Canvassing of these facts led to the genesis of Oligogen Inc. in 2015 that aimed at developing treatment possibilities for such neurological disorders. The name Oligogen comes from the word 'oligodendrocyte,' one of major components of brain derived from human neural stem cell. The product has also been granted patent in Japan and the US in 2014.

The developed and patented product has been named as OligoGenie, which is a new type of human neural stem cell. This cell has the capability to differentiate into oligodendrocyte at around 99% efficiency, which is more than five times higher than the competitor's product. The oligodendrocyte regenerates the myelin sheath and prevents electronic leakage.

One of the most striking features of OligoGenie is that it can be expanded up to more than one billion times with no tumorigenicity. In addition, these cells are multi-potent, tolerant to freezing, and highly cost-effective as compared to ES or iPS product.

Oligogen Inc. has now focused its research on developing cell therapy products for treating Pelizaeus-Merzbacher disease, which is one of congenital cerebral hypomyelination. For accomplishing this mission, the Innovation Hub Kyoto has already extended their hands by investing in this venture.

With high potential and hopes, Oligogen Inc. believes in generating profit and growing the business in the future.

[Mentors' comments]

 "How do you plan to deliver this cell therapy in the congenital disease?."Dr. Kevin Grimes, Stanford University

 " Where's this stem cell coming from?."Dr. Toshio Fujimoto, Takeda Pharmaceutical Company


Mr. Kido was studying gene therapy at Kyoto University.
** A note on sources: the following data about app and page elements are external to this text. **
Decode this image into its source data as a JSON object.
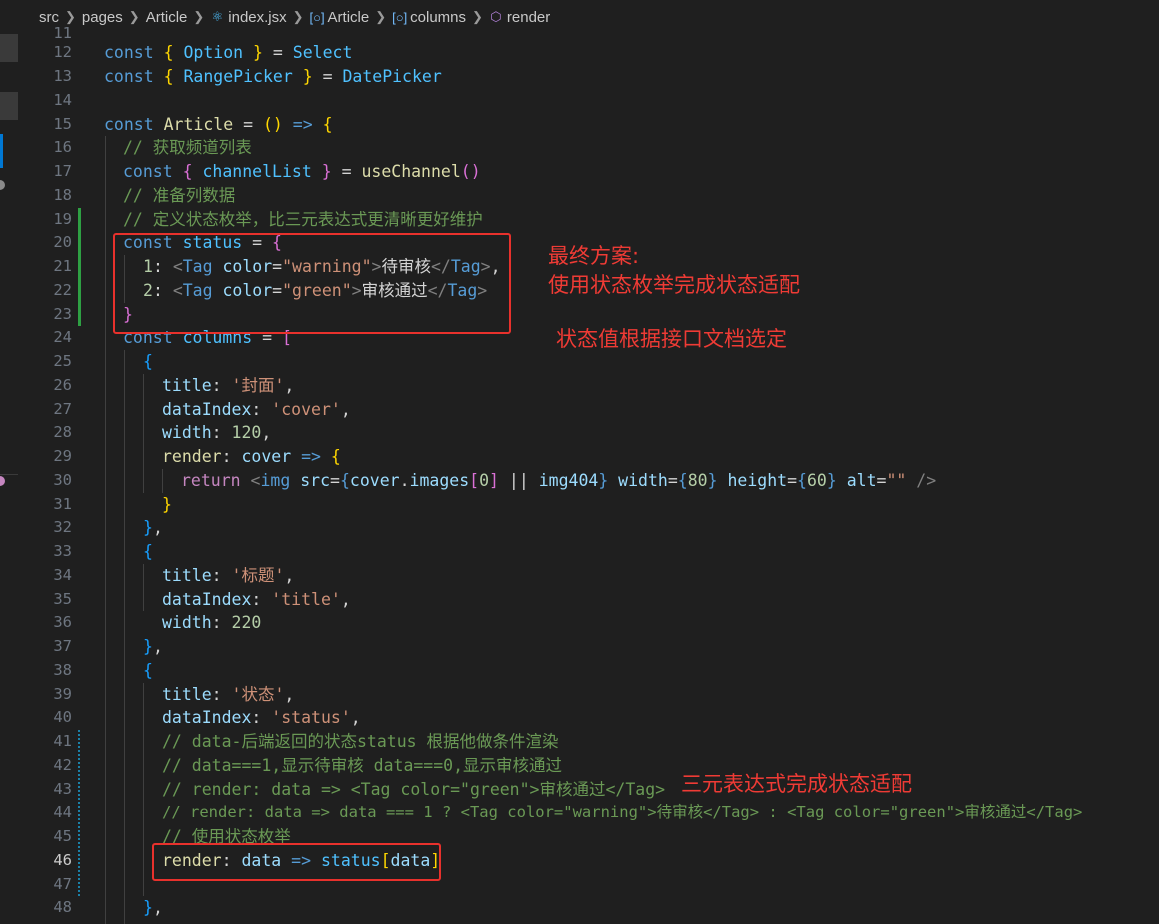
{
  "breadcrumb": {
    "items": [
      {
        "label": "src",
        "icon": ""
      },
      {
        "label": "pages",
        "icon": ""
      },
      {
        "label": "Article",
        "icon": ""
      },
      {
        "label": "index.jsx",
        "icon": "react-icon"
      },
      {
        "label": "Article",
        "icon": "symbol-variable-icon"
      },
      {
        "label": "columns",
        "icon": "symbol-variable-icon"
      },
      {
        "label": "render",
        "icon": "symbol-method-icon"
      }
    ]
  },
  "editor": {
    "line_numbers": [
      "11",
      "12",
      "13",
      "14",
      "15",
      "16",
      "17",
      "18",
      "19",
      "20",
      "21",
      "22",
      "23",
      "24",
      "25",
      "26",
      "27",
      "28",
      "29",
      "30",
      "31",
      "32",
      "33",
      "34",
      "35",
      "36",
      "37",
      "38",
      "39",
      "40",
      "41",
      "42",
      "43",
      "44",
      "45",
      "46",
      "47",
      "48"
    ],
    "active_line": "46",
    "lines": {
      "l12": {
        "t1": "const ",
        "t2": "{ ",
        "t3": "Option",
        "t4": " }",
        "t5": " = ",
        "t6": "Select"
      },
      "l13": {
        "t1": "const ",
        "t2": "{ ",
        "t3": "RangePicker",
        "t4": " }",
        "t5": " = ",
        "t6": "DatePicker"
      },
      "l15": {
        "t1": "const ",
        "t2": "Article",
        "t3": " = ",
        "t4": "()",
        "t5": " => ",
        "t6": "{"
      },
      "l16": {
        "t1": "// 获取频道列表"
      },
      "l17": {
        "t1": "const ",
        "t2": "{ ",
        "t3": "channelList",
        "t4": " }",
        "t5": " = ",
        "t6": "useChannel",
        "t7": "()"
      },
      "l18": {
        "t1": "// 准备列数据"
      },
      "l19": {
        "t1": "// 定义状态枚举，比三元表达式更清晰更好维护"
      },
      "l20": {
        "t1": "const ",
        "t2": "status",
        "t3": " = ",
        "t4": "{"
      },
      "l21": {
        "t1": "1",
        "t2": ": ",
        "t3": "<",
        "t4": "Tag",
        "t5": " color",
        "t6": "=",
        "t7": "\"warning\"",
        "t8": ">",
        "t9": "待审核",
        "t10": "</",
        "t11": "Tag",
        "t12": ">",
        "t13": ","
      },
      "l22": {
        "t1": "2",
        "t2": ": ",
        "t3": "<",
        "t4": "Tag",
        "t5": " color",
        "t6": "=",
        "t7": "\"green\"",
        "t8": ">",
        "t9": "审核通过",
        "t10": "</",
        "t11": "Tag",
        "t12": ">"
      },
      "l23": {
        "t1": "}"
      },
      "l24": {
        "t1": "const ",
        "t2": "columns",
        "t3": " = ",
        "t4": "["
      },
      "l25": {
        "t1": "{"
      },
      "l26": {
        "t1": "title",
        "t2": ": ",
        "t3": "'封面'",
        "t4": ","
      },
      "l27": {
        "t1": "dataIndex",
        "t2": ": ",
        "t3": "'cover'",
        "t4": ","
      },
      "l28": {
        "t1": "width",
        "t2": ": ",
        "t3": "120",
        "t4": ","
      },
      "l29": {
        "t1": "render",
        "t2": ": ",
        "t3": "cover",
        "t4": " => ",
        "t5": "{"
      },
      "l30": {
        "t1": "return ",
        "t2": "<",
        "t3": "img",
        "t4": " src",
        "t5": "=",
        "t6": "{",
        "t7": "cover",
        "t8": ".",
        "t9": "images",
        "t10": "[",
        "t11": "0",
        "t12": "]",
        "t13": " || ",
        "t14": "img404",
        "t15": "}",
        "t16": " width",
        "t17": "=",
        "t18": "{",
        "t19": "80",
        "t20": "}",
        "t21": " height",
        "t22": "=",
        "t23": "{",
        "t24": "60",
        "t25": "}",
        "t26": " alt",
        "t27": "=",
        "t28": "\"\"",
        "t29": " />"
      },
      "l31": {
        "t1": "}"
      },
      "l32": {
        "t1": "}",
        "t2": ","
      },
      "l33": {
        "t1": "{"
      },
      "l34": {
        "t1": "title",
        "t2": ": ",
        "t3": "'标题'",
        "t4": ","
      },
      "l35": {
        "t1": "dataIndex",
        "t2": ": ",
        "t3": "'title'",
        "t4": ","
      },
      "l36": {
        "t1": "width",
        "t2": ": ",
        "t3": "220"
      },
      "l37": {
        "t1": "}",
        "t2": ","
      },
      "l38": {
        "t1": "{"
      },
      "l39": {
        "t1": "title",
        "t2": ": ",
        "t3": "'状态'",
        "t4": ","
      },
      "l40": {
        "t1": "dataIndex",
        "t2": ": ",
        "t3": "'status'",
        "t4": ","
      },
      "l41": {
        "t1": "// data-后端返回的状态status 根据他做条件渲染"
      },
      "l42": {
        "t1": "// data===1,显示待审核 data===0,显示审核通过"
      },
      "l43": {
        "t1": "// render: data => <Tag color=\"green\">审核通过</Tag>"
      },
      "l44": {
        "t1": "// render: data => data === 1 ? <Tag color=\"warning\">待审核</Tag> : <Tag color=\"green\">审核通过</Tag>"
      },
      "l45": {
        "t1": "// 使用状态枚举"
      },
      "l46": {
        "t1": "render",
        "t2": ": ",
        "t3": "data",
        "t4": " => ",
        "t5": "status",
        "t6": "[",
        "t7": "data",
        "t8": "]"
      },
      "l48": {
        "t1": "}",
        "t2": ","
      }
    }
  },
  "annotations": {
    "final_title": "最终方案:",
    "final_desc": "使用状态枚举完成状态适配",
    "status_note": "状态值根据接口文档选定",
    "ternary_note": "三元表达式完成状态适配"
  },
  "colors": {
    "background": "#1f1f1f",
    "annotation_red": "#e8312c",
    "keyword": "#569cd6",
    "comment": "#6a9955",
    "string": "#ce9178"
  }
}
He moved to the United States for research on neural stem cells in 2000 and started business in the United States in 2004. In 2015 he launched OLIGOGEN, Inc. in Japan for practical use of regenerated medical products.